Possible Effects of the Financial Crisis on Managers’ Attitudes to Older Workers

  • Per Erik Solem Norwegian Social Research
Keywords: Gender, ethnicity, age & diversity, Organization & management

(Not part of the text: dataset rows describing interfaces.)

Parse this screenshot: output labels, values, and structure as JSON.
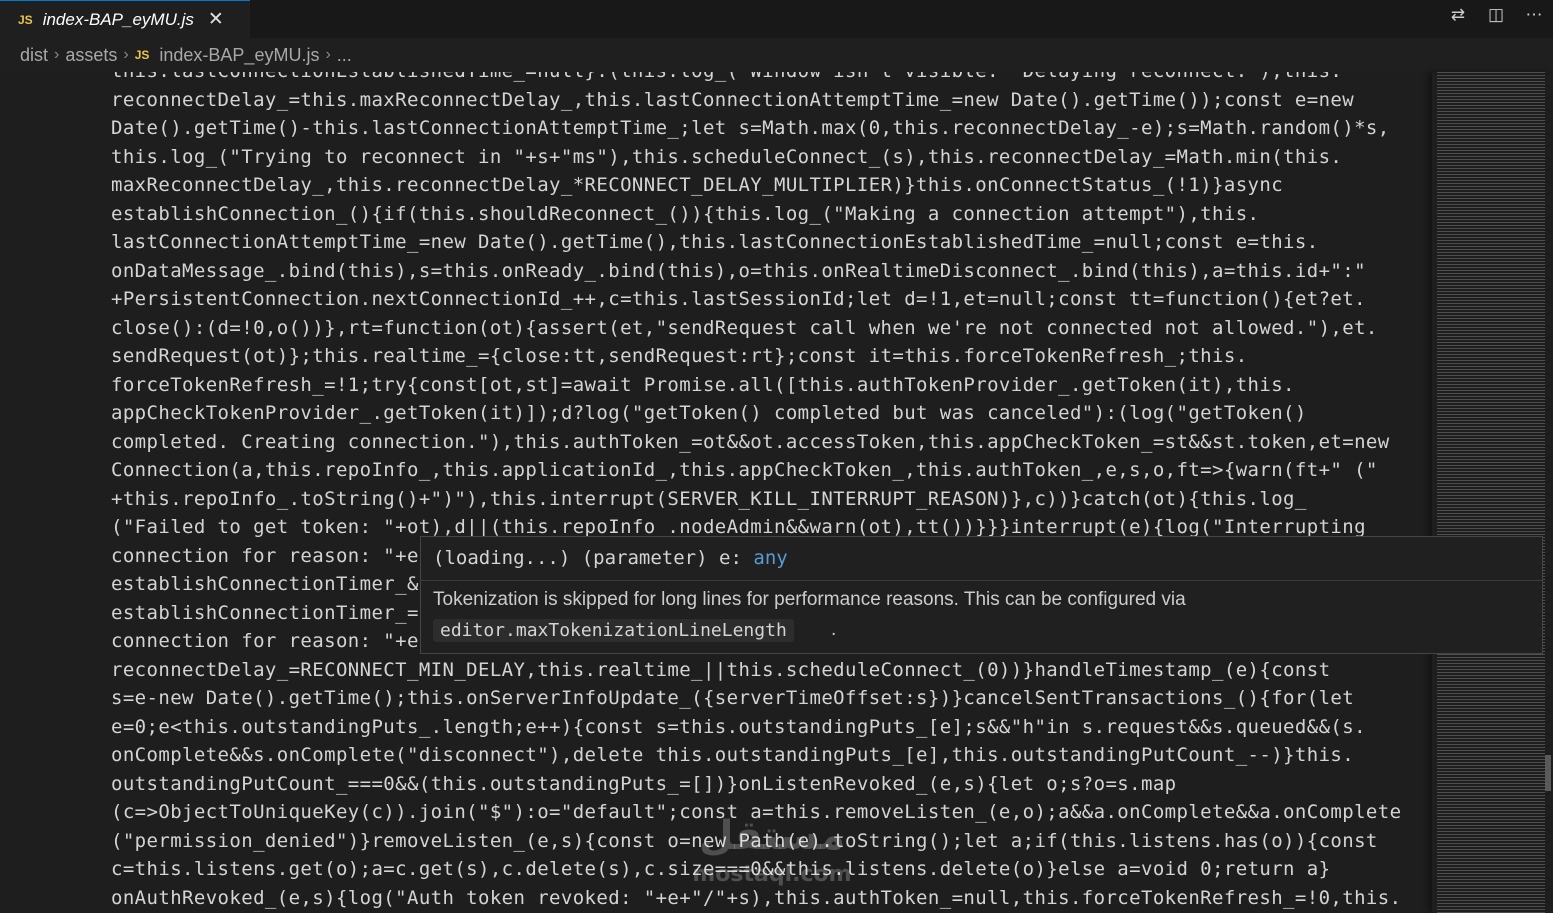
{
  "tab": {
    "badge": "JS",
    "filename": "index-BAP_eyMU.js",
    "close": "✕"
  },
  "actions": {
    "compare": "⇄",
    "split": "◫",
    "more": "⋯"
  },
  "breadcrumb": {
    "items": [
      "dist",
      "assets",
      "index-BAP_eyMU.js",
      "..."
    ],
    "separator": "›",
    "file_badge": "JS"
  },
  "code_lines": [
    "this.lastConnectionEstablishedTime_=null}:(this.log_(\"Window isn't visible.  Delaying reconnect.\"),this.",
    "reconnectDelay_=this.maxReconnectDelay_,this.lastConnectionAttemptTime_=new Date().getTime());const e=new",
    "Date().getTime()-this.lastConnectionAttemptTime_;let s=Math.max(0,this.reconnectDelay_-e);s=Math.random()*s,",
    "this.log_(\"Trying to reconnect in \"+s+\"ms\"),this.scheduleConnect_(s),this.reconnectDelay_=Math.min(this.",
    "maxReconnectDelay_,this.reconnectDelay_*RECONNECT_DELAY_MULTIPLIER)}this.onConnectStatus_(!1)}async",
    "establishConnection_(){if(this.shouldReconnect_()){this.log_(\"Making a connection attempt\"),this.",
    "lastConnectionAttemptTime_=new Date().getTime(),this.lastConnectionEstablishedTime_=null;const e=this.",
    "onDataMessage_.bind(this),s=this.onReady_.bind(this),o=this.onRealtimeDisconnect_.bind(this),a=this.id+\":\"",
    "+PersistentConnection.nextConnectionId_++,c=this.lastSessionId;let d=!1,et=null;const tt=function(){et?et.",
    "close():(d=!0,o())},rt=function(ot){assert(et,\"sendRequest call when we're not connected not allowed.\"),et.",
    "sendRequest(ot)};this.realtime_={close:tt,sendRequest:rt};const it=this.forceTokenRefresh_;this.",
    "forceTokenRefresh_=!1;try{const[ot,st]=await Promise.all([this.authTokenProvider_.getToken(it),this.",
    "appCheckTokenProvider_.getToken(it)]);d?log(\"getToken() completed but was canceled\"):(log(\"getToken()",
    "completed. Creating connection.\"),this.authToken_=ot&&ot.accessToken,this.appCheckToken_=st&&st.token,et=new",
    "Connection(a,this.repoInfo_,this.applicationId_,this.appCheckToken_,this.authToken_,e,s,o,ft=>{warn(ft+\" (\"",
    "+this.repoInfo_.toString()+\")\"),this.interrupt(SERVER_KILL_INTERRUPT_REASON)},c))}catch(ot){this.log_",
    "(\"Failed to get token: \"+ot),d||(this.repoInfo_.nodeAdmin&&warn(ot),tt())}}}interrupt(e){log(\"Interrupting",
    "connection for reason: \"+e",
    "establishConnectionTimer_&",
    "establishConnectionTimer_=",
    "connection for reason: \"+e",
    "reconnectDelay_=RECONNECT_MIN_DELAY,this.realtime_||this.scheduleConnect_(0))}handleTimestamp_(e){const",
    "s=e-new Date().getTime();this.onServerInfoUpdate_({serverTimeOffset:s})}cancelSentTransactions_(){for(let",
    "e=0;e<this.outstandingPuts_.length;e++){const s=this.outstandingPuts_[e];s&&\"h\"in s.request&&s.queued&&(s.",
    "onComplete&&s.onComplete(\"disconnect\"),delete this.outstandingPuts_[e],this.outstandingPutCount_--)}this.",
    "outstandingPutCount_===0&&(this.outstandingPuts_=[])}onListenRevoked_(e,s){let o;s?o=s.map",
    "(c=>ObjectToUniqueKey(c)).join(\"$\"):o=\"default\";const a=this.removeListen_(e,o);a&&a.onComplete&&a.onComplete",
    "(\"permission_denied\")}removeListen_(e,s){const o=new Path(e).toString();let a;if(this.listens.has(o)){const",
    "c=this.listens.get(o);a=c.get(s),c.delete(s),c.size===0&&this.listens.delete(o)}else a=void 0;return a}",
    "onAuthRevoked_(e,s){log(\"Auth token revoked: \"+e+\"/\"+s),this.authToken_=null,this.forceTokenRefresh_=!0,this."
  ],
  "hover": {
    "loading": "(loading...)",
    "kind": "(parameter)",
    "name": "e:",
    "type": "any",
    "message": "Tokenization is skipped for long lines for performance reasons. This can be configured via",
    "setting": "editor.maxTokenizationLineLength",
    "period": "."
  },
  "watermark": {
    "arabic": "مستقل",
    "latin": "mostaql.com"
  },
  "colors": {
    "editor_bg": "#1e1e1e",
    "tab_accent": "#0078d4",
    "js_badge": "#e8c547",
    "keyword": "#569cd6"
  }
}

The article explores the possible short-term effects of the financial crisis in Norway on cognitive, affective, and behavioral components of managers’ attitudes to older workers. The quick shifts in business cycles in 2008 and 2009, i.e., the financial crisis, produced some immediate reactions among managers. In particular, the protection of older workers by downsizing (the seniority principle) gained less support within the first half year of the crisis; however, there was a return to the former level of support within the next half year. This pattern of change was observed in the private sector, while managers in the public sector changed attitudes on a smaller scale and in the direction of increased support for the seniority principle. The data are from the Norwegian Senior Policy Barometer where national samples of managers in private companies and in the public sector are interviewed. The study has a time series design with new samples (N=750) each year from 2003 to 2011. The cognitive component of attitudes was less affected by the financial crisis than the behavioral disposition mentioned above. The tendency was for more positive conceptions of older workers among managers in the public sector. In the private sector, the views of managers changed even less and in the opposite direction. An impact of more gradual business cycles is seen in the affective component of attitudes. Yet, older workers are among the least popular categories to recruit in both rising and falling cycles. The finding that managers in the private sector are more affected than managers in the less market-exposed public sector supports the possible effects of the financial crisis on attitudes to older workers. For senior policy, it is notable to keep track of long-term trends and not to be beset by short-term shifts in the need for older workers. Lasting effects of falling business cycles on the employment of older workers may be prevented by reinforcing a solid basis of realistic cognitions about older workers and by openness concerning affective aspects of aging and older workers.

Author Biography

Per Erik Solem, Norwegian Social Research

Researcher. email: pes@nova.no

How to Cite
Solem, P. (2012). Possible Effects of the Financial Crisis on Managers’ Attitudes to Older Workers. Nordic Journal of Working Life Studies, 2(3), pp. 129-142. https://doi.org/10.19154/njwls.v2i3.2367